Thus, what’s resolution precisely?
In very simple stipulations, an image’s resolution is quantified from the number of pixels or dots per the system of published size from the image. When talking about monitor graphics, resolution will be stated in pixels per inch (ppi), also when talking about printed graphics, it really is stated in dots per inch (dpi). Why, you ask? Straightforward… displays use pixels and printers utilize dots Printers London.
A pixel (or even Picture aspect ) is only a scatter of colour. Once you put each one the pixels (or dots of color) together, you get the full image. A 100 x 100 pixel image is really comprised of 10,000 individual pixels which, when viewed collectively as a whole, create up the image. The pixels an image contains, the further detail which image will probably have and also the more”sharp” it will appear.
Pictures on your Web: 72 dpi
Therefore, when preparing graphics to be used on a website, 72 dpi at closing screen size would be your standard. If it comes to internet, you would like your graphics to become small in filesize as possible so that your pages load as fast as feasible. Cutting down the resolution to 72 dpi helps to get your graphics as small in size as you can. Needless to say, it is possible to put up higher resolution images on a site, but bear in your mind the longer payoff a picture gets, the larger it has filesize will likely undoubtedly be and also the longer it takes to down load and also display on an internet page.

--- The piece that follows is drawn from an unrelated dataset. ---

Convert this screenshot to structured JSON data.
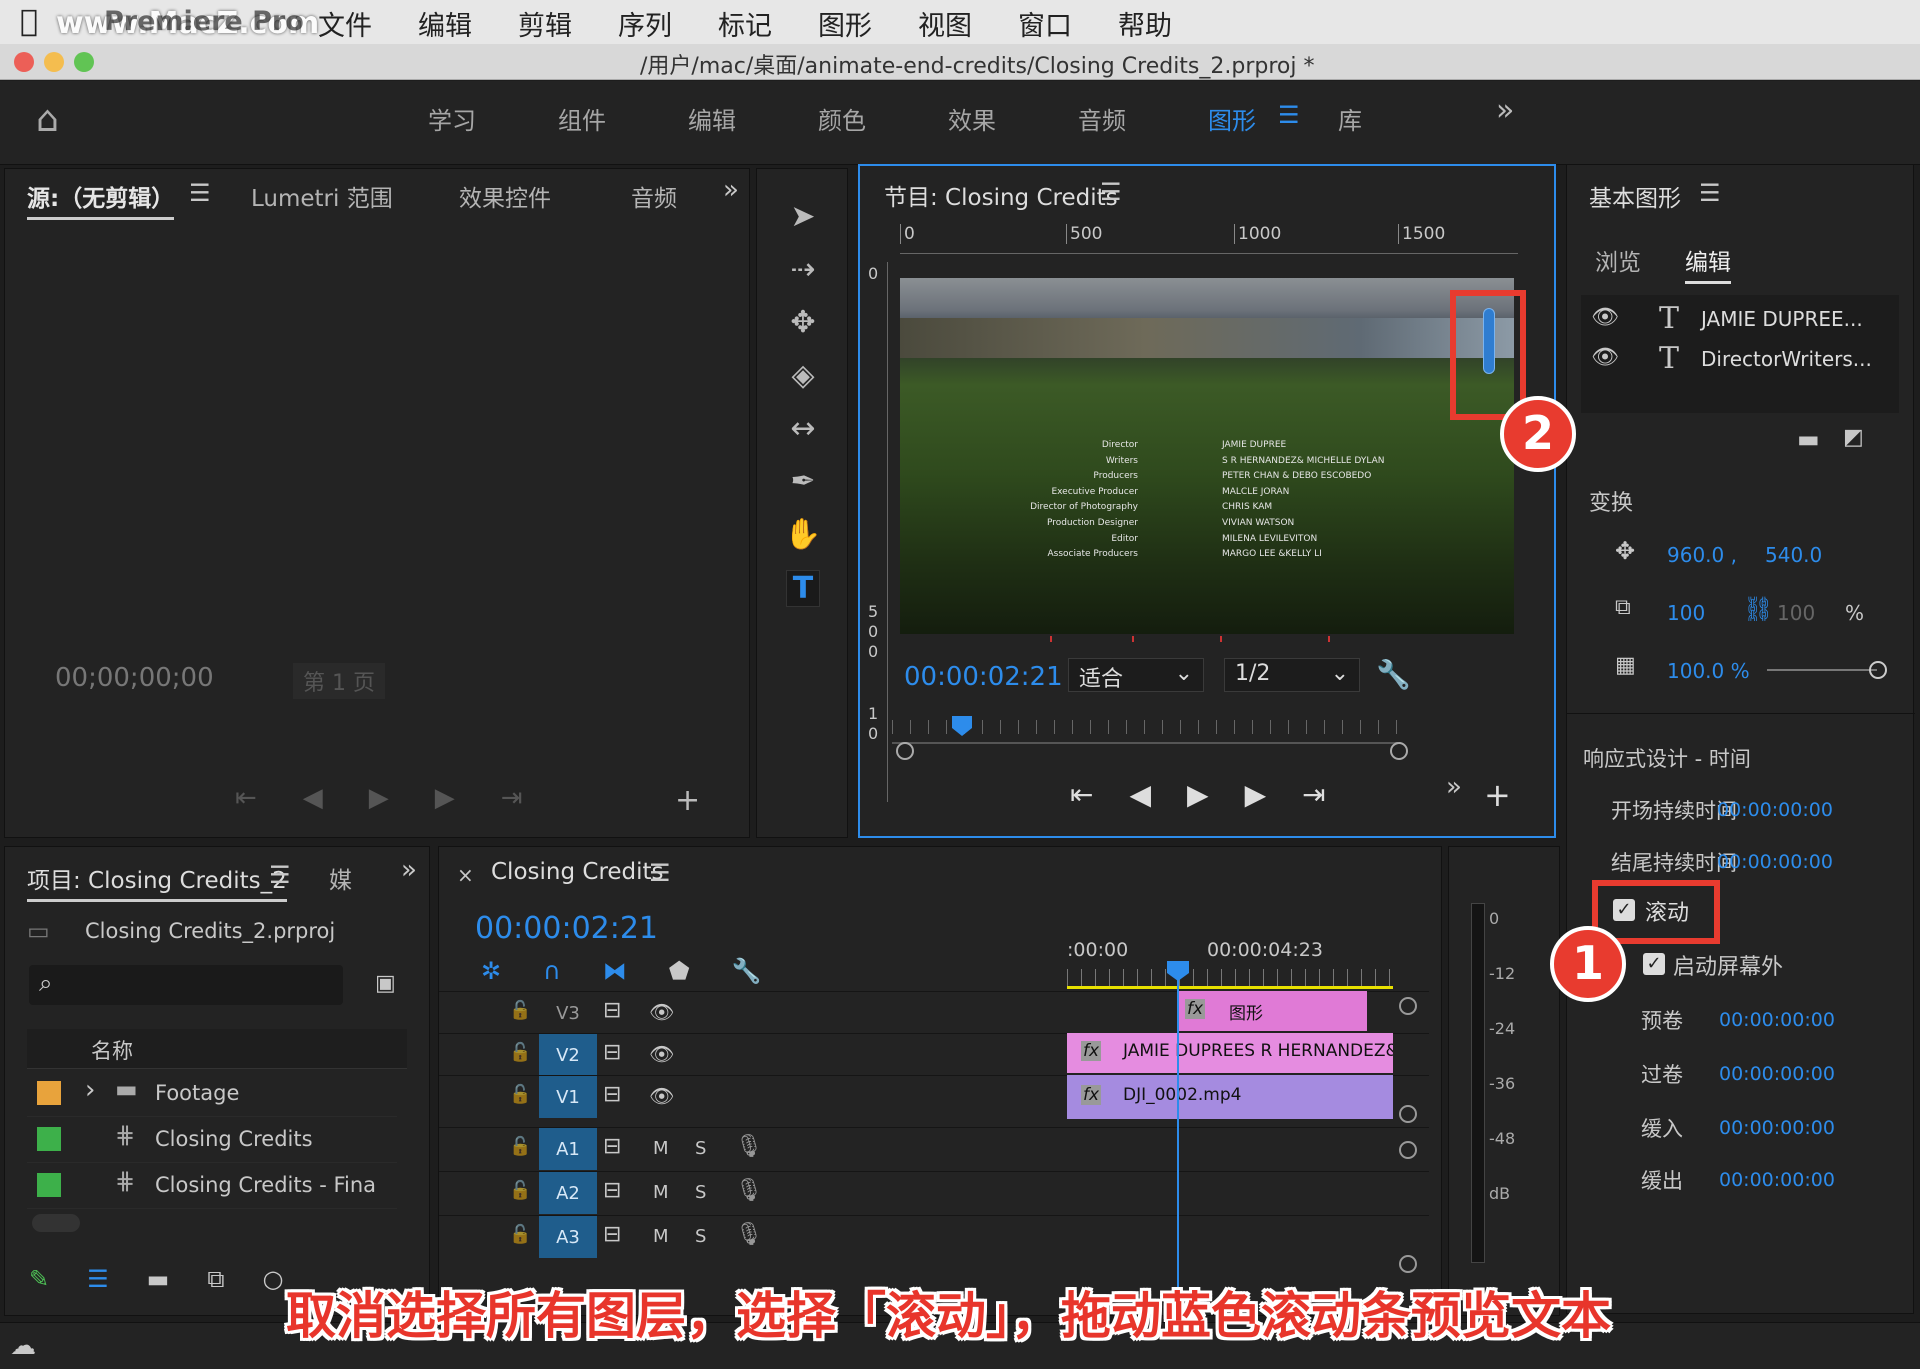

Pictures for Print: 300 dpi
In printing jobs, resolution is critical. If the graphics that you simply include at a print project do not need high enough resolution, they are going to be fuzzy, twisted, or fuzzy. Most specialist printers expect a minimum of 300 dpi for most of images in the last printing size. However, some printers call for higher resolution, which it is usually a very good idea to consult your printer on their recommended printing resolution. Generally, the higher the resolution of your image is, the higher the grade of the picture will probably undoubtedly be when printed.

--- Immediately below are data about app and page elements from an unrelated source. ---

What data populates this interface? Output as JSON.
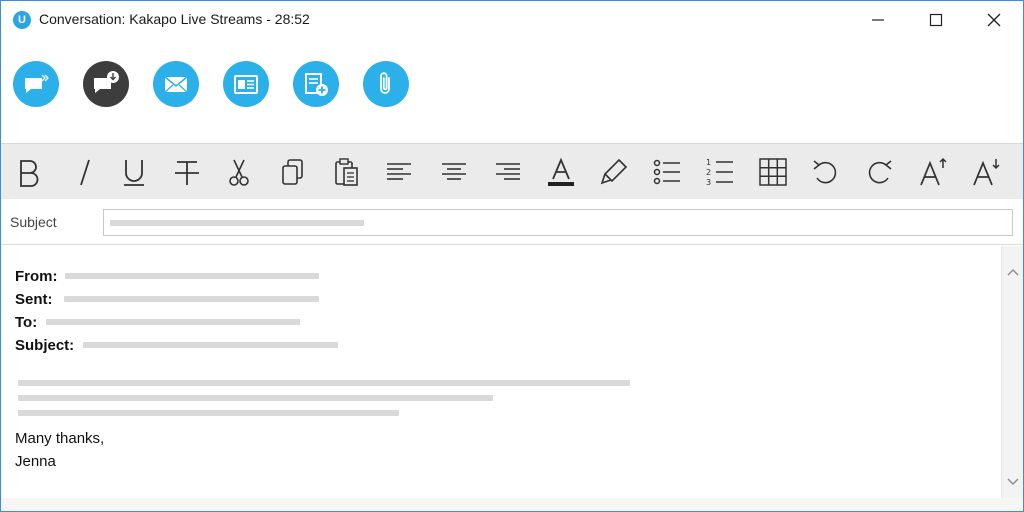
{
  "window": {
    "title": "Conversation: Kakapo Live Streams - 28:52",
    "app_logo_letter": "U"
  },
  "action_bar": {
    "buttons": [
      {
        "icon": "chat-forward-icon",
        "color": "#2bb0ea"
      },
      {
        "icon": "chat-download-icon",
        "color": "#3d3d3d"
      },
      {
        "icon": "email-icon",
        "color": "#2bb0ea"
      },
      {
        "icon": "contact-card-icon",
        "color": "#2bb0ea"
      },
      {
        "icon": "add-note-icon",
        "color": "#2bb0ea"
      },
      {
        "icon": "paperclip-icon",
        "color": "#2bb0ea"
      }
    ]
  },
  "format_toolbar": {
    "buttons": [
      "bold-icon",
      "italic-icon",
      "underline-icon",
      "strikethrough-icon",
      "cut-icon",
      "copy-icon",
      "paste-icon",
      "align-left-icon",
      "align-center-icon",
      "align-right-icon",
      "font-color-icon",
      "highlighter-icon",
      "bulleted-list-icon",
      "numbered-list-icon",
      "table-icon",
      "undo-icon",
      "redo-icon",
      "increase-font-icon",
      "decrease-font-icon"
    ]
  },
  "subject": {
    "label": "Subject"
  },
  "message": {
    "header_from": "From:",
    "header_sent": "Sent:",
    "header_to": "To:",
    "header_subject": "Subject:",
    "closing": "Many thanks,",
    "signature": "Jenna"
  },
  "colors": {
    "accent": "#2bb0ea",
    "dark_button": "#3d3d3d",
    "toolbar_bg": "#ebebeb",
    "window_border": "#3a8fd6"
  }
}
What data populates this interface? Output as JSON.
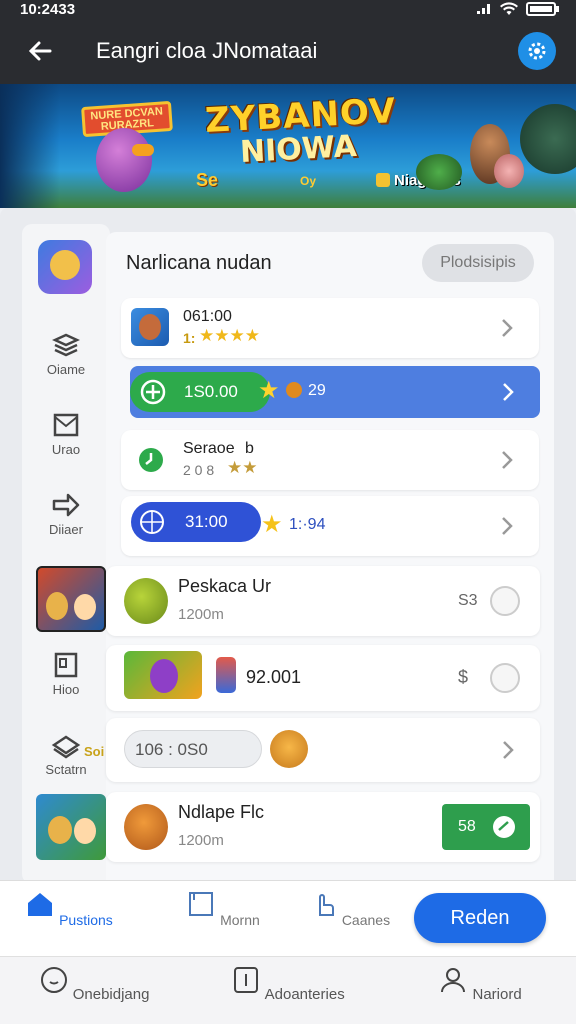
{
  "status": {
    "time": "10:2433"
  },
  "appbar": {
    "title": "Eangri cloa JNomataai"
  },
  "banner": {
    "small_sign": "NURE DCVAN RURAZRL",
    "logo_main": "ZYBANOV",
    "logo_sub": "NIOWA",
    "tag_a": "Se",
    "tag_b": "Oy",
    "tag_c": "Niagenas"
  },
  "sidebar": {
    "items": [
      {
        "label": "Oiame",
        "icon": "layers-icon"
      },
      {
        "label": "Urao",
        "icon": "envelope-icon"
      },
      {
        "label": "Diiaer",
        "icon": "share-arrow-icon"
      },
      {
        "label": "Hioo",
        "icon": "document-icon"
      },
      {
        "label": "Sctatrn",
        "icon": "inbox-tray-icon"
      }
    ]
  },
  "main": {
    "header": "Narlicana nudan",
    "header_button": "Plodsisipis"
  },
  "rows": [
    {
      "time": "061:00",
      "rating": "1:",
      "icon": "game-character-icon"
    },
    {
      "pill_value": "1S0.00",
      "count": "29"
    },
    {
      "label": "Seraoe",
      "suffix": "b",
      "sub": "2 0 8"
    },
    {
      "pill_value": "31:00",
      "value": "1:·94"
    }
  ],
  "cards": [
    {
      "title": "Peskaca Ur",
      "sub": "1200m",
      "price": "S3"
    },
    {
      "title": "92.001",
      "price": "$"
    },
    {
      "pill": "106 : 0S0"
    },
    {
      "title": "Ndlape Flc",
      "sub": "1200m",
      "button": "58"
    }
  ],
  "side_badge": "Soi",
  "bottomnav": {
    "items": [
      "Pustions",
      "Mornn",
      "Caanes"
    ],
    "primary": "Reden"
  },
  "sysbar": {
    "items": [
      "Onebidjang",
      "Adoanteries",
      "Nariord"
    ]
  },
  "colors": {
    "accent": "#1e6be6",
    "green": "#2daa4b",
    "appbar": "#2a2c30"
  }
}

Borrows Pictures or Digital Pics
You are able to surely scan pictures or shoot photos using a digicam to use in either a site and also in print. The key is bearing remember exactly what physiological size the images need to be and also the last resolution desired (for example, a 5″x7″ image @ 300 dpi at a print piece, or a 300 x 500 pixel picture @ 72 dpi to get a site, etc.).

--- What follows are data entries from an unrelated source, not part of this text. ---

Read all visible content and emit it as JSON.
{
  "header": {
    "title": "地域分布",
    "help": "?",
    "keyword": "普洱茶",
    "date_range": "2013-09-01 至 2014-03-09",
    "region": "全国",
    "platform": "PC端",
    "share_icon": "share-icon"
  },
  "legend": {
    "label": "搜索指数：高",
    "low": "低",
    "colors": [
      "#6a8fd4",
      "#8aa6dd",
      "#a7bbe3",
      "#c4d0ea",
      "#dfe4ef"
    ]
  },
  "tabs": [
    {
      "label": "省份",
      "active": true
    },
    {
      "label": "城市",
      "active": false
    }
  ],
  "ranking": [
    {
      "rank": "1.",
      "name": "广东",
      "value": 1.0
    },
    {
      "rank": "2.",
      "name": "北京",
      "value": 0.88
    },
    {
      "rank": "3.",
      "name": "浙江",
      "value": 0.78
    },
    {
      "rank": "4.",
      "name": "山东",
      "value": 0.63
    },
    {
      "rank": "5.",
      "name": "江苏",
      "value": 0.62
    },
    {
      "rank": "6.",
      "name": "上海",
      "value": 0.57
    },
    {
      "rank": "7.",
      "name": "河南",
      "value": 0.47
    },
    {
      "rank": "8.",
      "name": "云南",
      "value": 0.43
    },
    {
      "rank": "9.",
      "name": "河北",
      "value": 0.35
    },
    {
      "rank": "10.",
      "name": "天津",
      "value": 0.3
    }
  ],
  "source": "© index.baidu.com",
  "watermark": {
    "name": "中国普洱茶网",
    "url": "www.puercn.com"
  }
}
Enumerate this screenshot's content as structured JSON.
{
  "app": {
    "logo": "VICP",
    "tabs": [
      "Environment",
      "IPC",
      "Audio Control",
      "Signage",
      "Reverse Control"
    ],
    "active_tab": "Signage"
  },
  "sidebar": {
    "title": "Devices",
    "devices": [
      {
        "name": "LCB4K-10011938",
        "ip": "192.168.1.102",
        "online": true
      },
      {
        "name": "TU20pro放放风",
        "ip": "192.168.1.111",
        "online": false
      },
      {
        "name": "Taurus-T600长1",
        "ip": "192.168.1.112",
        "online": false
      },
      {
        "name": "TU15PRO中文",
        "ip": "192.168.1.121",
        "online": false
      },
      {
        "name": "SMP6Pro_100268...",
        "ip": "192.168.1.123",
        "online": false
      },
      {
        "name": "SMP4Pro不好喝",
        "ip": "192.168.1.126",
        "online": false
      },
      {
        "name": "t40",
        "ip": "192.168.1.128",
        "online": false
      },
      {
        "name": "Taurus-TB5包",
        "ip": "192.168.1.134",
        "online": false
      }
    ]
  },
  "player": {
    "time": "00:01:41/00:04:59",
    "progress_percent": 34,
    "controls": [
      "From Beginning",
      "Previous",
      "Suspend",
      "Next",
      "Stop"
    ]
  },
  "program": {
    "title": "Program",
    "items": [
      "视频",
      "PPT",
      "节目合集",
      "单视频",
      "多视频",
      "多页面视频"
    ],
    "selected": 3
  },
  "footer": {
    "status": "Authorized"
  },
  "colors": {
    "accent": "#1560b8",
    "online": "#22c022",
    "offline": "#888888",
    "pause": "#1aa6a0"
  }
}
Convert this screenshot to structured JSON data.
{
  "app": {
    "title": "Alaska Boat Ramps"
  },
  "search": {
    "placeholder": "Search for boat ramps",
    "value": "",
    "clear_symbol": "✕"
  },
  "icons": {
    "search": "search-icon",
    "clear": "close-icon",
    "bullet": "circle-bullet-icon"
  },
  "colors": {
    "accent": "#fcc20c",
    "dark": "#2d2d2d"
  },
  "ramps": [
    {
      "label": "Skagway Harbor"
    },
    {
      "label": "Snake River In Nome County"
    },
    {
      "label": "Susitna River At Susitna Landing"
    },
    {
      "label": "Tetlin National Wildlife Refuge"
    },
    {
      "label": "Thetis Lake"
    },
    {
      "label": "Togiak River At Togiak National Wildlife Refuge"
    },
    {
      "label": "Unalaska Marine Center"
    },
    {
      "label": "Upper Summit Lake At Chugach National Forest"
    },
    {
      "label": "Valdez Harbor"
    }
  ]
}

If in doubt, do not understand the last size, or presume you’d like to use the image in both print and on the internet, it truly is better to scan or take at the image at a top definition and then simmer it later, if needed. Bear in mind that, as it comes to resolution and size, you can not easily increase resolution, so you are able to only decrease it.